Q: I have been divorced for almost 20 years. My grandson is 8 and my granddaughter is 4. I have been in a relationship for a year and my grandchildren are used to seeing us together. I think my granddaughter is jealous of my boyfriend even though he has been good to her. She has hit him, said mean things to him when I’m not looking and even though we have had little talks about her behavior, she continues. I sometimes have the kids stay overnight at my house and they usually sleep with me. How do I handle him sleeping with me when they are here?
A: We’ll tell you the same thing we tell parents who have new love interests and want to know how to handle sleeping together in front of the kids — don’t do it unless you are confident the relationship has a future. Just because the kids are used to seeing you together, doesn’t mean he will be a permanent fixture. And, since you imply he has a place of his own, we suggest he sleep there when the grandkids are around. If you marry or move in together, then there is a sense of permanency and that’s when we would suggest you announce your intent to be together to your family — including the grandkids.
Grandparents’ actions have a huge impact on their grandchildren and you are probably correct in speculating that there are jealousy issues. Sleeping with an adult can be quite comforting for both child and adult — and a special treat if Mom and Dad don’t let their child sleep with them. However, when an adult allows a child to sleep in his or her bed regularly, then kicks them out when a new partner spends the night, he or she is putting the child in direct competition with the new partner.
So, what to do? Same things we suggest to parents when integrating new partners. Lots of fun day trips, maybe some one-on-one time without Grandma, lots of extended family time together. And when it’s bedtime, even when he’s not visiting, make sure the grandkids have a bed of their own. Then, when your relationship has progressed to it being time for him to stay, they won’t feel kicked out of Grandma’s life in order to make room for him.

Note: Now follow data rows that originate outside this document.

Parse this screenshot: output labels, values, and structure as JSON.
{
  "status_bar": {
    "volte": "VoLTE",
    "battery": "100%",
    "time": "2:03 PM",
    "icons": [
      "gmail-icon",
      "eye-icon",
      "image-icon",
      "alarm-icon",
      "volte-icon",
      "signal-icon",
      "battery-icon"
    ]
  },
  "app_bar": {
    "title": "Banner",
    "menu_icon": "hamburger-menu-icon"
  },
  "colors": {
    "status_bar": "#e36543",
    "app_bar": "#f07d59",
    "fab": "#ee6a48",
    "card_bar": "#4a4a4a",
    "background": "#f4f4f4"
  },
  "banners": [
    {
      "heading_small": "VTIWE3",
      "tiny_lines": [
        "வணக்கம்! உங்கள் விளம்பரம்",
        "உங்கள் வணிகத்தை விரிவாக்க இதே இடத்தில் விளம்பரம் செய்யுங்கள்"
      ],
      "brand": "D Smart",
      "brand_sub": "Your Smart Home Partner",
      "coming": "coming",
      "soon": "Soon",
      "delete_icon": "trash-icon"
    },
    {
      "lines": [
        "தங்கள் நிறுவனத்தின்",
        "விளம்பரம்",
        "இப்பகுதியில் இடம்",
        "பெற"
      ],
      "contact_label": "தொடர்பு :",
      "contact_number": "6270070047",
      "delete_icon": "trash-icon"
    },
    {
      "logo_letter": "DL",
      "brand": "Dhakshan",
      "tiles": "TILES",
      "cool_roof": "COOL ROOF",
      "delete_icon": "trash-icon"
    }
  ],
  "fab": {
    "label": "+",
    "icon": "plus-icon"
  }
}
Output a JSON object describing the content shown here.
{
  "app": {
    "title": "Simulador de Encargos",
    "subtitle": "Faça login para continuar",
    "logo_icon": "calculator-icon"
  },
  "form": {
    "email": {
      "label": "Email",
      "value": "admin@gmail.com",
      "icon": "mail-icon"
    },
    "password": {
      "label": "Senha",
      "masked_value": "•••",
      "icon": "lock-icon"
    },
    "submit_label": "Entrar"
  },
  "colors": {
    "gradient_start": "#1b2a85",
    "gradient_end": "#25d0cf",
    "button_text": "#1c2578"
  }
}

JANN BLACKSTONE-FORD and SHARYL JUPE are co-founders of Bonus Families (www.bonusfamilies.com) and authors of “Ex-Etiquette for Parents: Good Behavior After a Divorce or Separation.” Blackstone-Ford is married to Jupe’s ex-husband. Contact them at firstname.lastname@example.org.